3. Tranquillity, regularity, and magnanimity, reside with the religious and resigned man.
4. Sloth, ease, success, naturally tend to beget vices and follies.
5. By a cheerful, even, and open temper, he conciliated general favor. 6. We reached the mansion before noon; it was a strong, grand, Gothic house
OF SOUND AS SUITED TO THE SENSE.
Q. What is considered the highest species of ornament arising from harmony in composition?
A. That which consists in a correspondence of the sound to the sense.
Q. By whom is this quality of style chiefly exhibited?
A. By all our best poets; though good prose writers also abound in beauties of a similar kind; as there is generally some agreement between the flow and modulation of the language, and the nature and character of the thoughts and sentiments expressed.
Q. When can the sound most readily be made an echo to the sense?
A. In cases in which sound or motion come to be described though calm and gentle emotions may be always expressed to most advantage by smooth and gentle language; while harsh feelings and rugged sentiments naturally give rise to harsh and rugged diction.
Q. Can you give an example of the sound being an echo to the sense?
A. "A needless Alexandrine ends the sor.g,
That, like a wounded snake, draws its slow length along."
"The waves behind impel the waves before,
With many a weary step, and many a groan,
On a sudden open fly,
"They hand in hand, with wandering steps and slow Through Eden took their solitary way.'
"Now the rich stream of music winds along, Deep, majestic, smooth, and strong."
"From peak to peak the rattling crags among Leaps the live thunder!"
Q. Who have been most distinguished for attention to harmonious composition?
A. The Greeks and Romans among the ancients, and the Italians and French among the moderns.
Q. What tended to promote the study of harmonious composition among the ancients?
A. Partly their own fine musical taste, and partly the highly melodious and flexible character of their language.
Q. Has this study never been carried to excess?
A. Frequently; and it is always so, when sense is, in the least degree, sacrificed to sound.
Q. Do not strength and harmony generally go together?
A. For the most part they do; and it frequently happens, that a sentence is weak or obscure in exact proportion to its want of harmony.
Q. Can you give an example of this?
A. "This is a mystery which we firmly believe the truth of, and we humbly adore the depth of," is neither so strong nor so harmonious as, "This is a mystery, the truth of which we firmly believe, and the depth of which we humbly adore
CHOICE OF WORDS WITH A VIEW TO ENERGY OR
WHATELEY has treated well the whole subject of style.
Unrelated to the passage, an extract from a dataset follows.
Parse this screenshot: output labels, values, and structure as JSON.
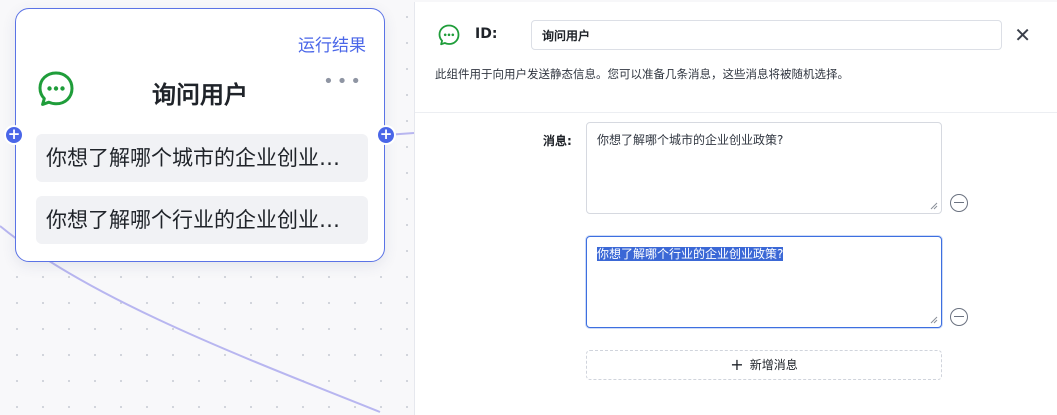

He says, in substance,
FIRST. We must ever prefer those words which are the least abstract and general. Individuals alone having a real existence, the terms denoting them will, of course, make the most vivid impression on the mind, and exercise most the power of conception; and the more specific any term is, the more energy it will possess; in comparison of such as are more general, it will present a more bright and definite picture of the object.
It depends on our choice whether we will employ terms more general than the subject requires; which may almost always be done consistently with truth and propriety, though not with energy. If it be true that a man has committed murder, it may be correctly asserted that he has committed a crime. The former term would impress the fact more vividly upon our minds, because more specific and individualizing. Some prefer general terms because they consider them more refined, but, except for the purpose of making our statements more comprehensive, they enfeeble style.
The only proper occasion for the use of general terms is, when we wish to avoid giving a vivid im pression-when our object is to soften what is offen sive, disgusting, or shocking; as when we speak of an "execution" instead of a "hanging." On the oth er hand, in Antony's speech over Cæsar's body, his object being to excite horror, Shakspeare puts into his mouth the most particular expressions; "those honorable men (not who killed Cæsar, but) whose daggers have stabbed him."
SECONDLY, not only does a regard for energy re quire that we should not use terms more general than are exactly adequate to the objects spoken of, but we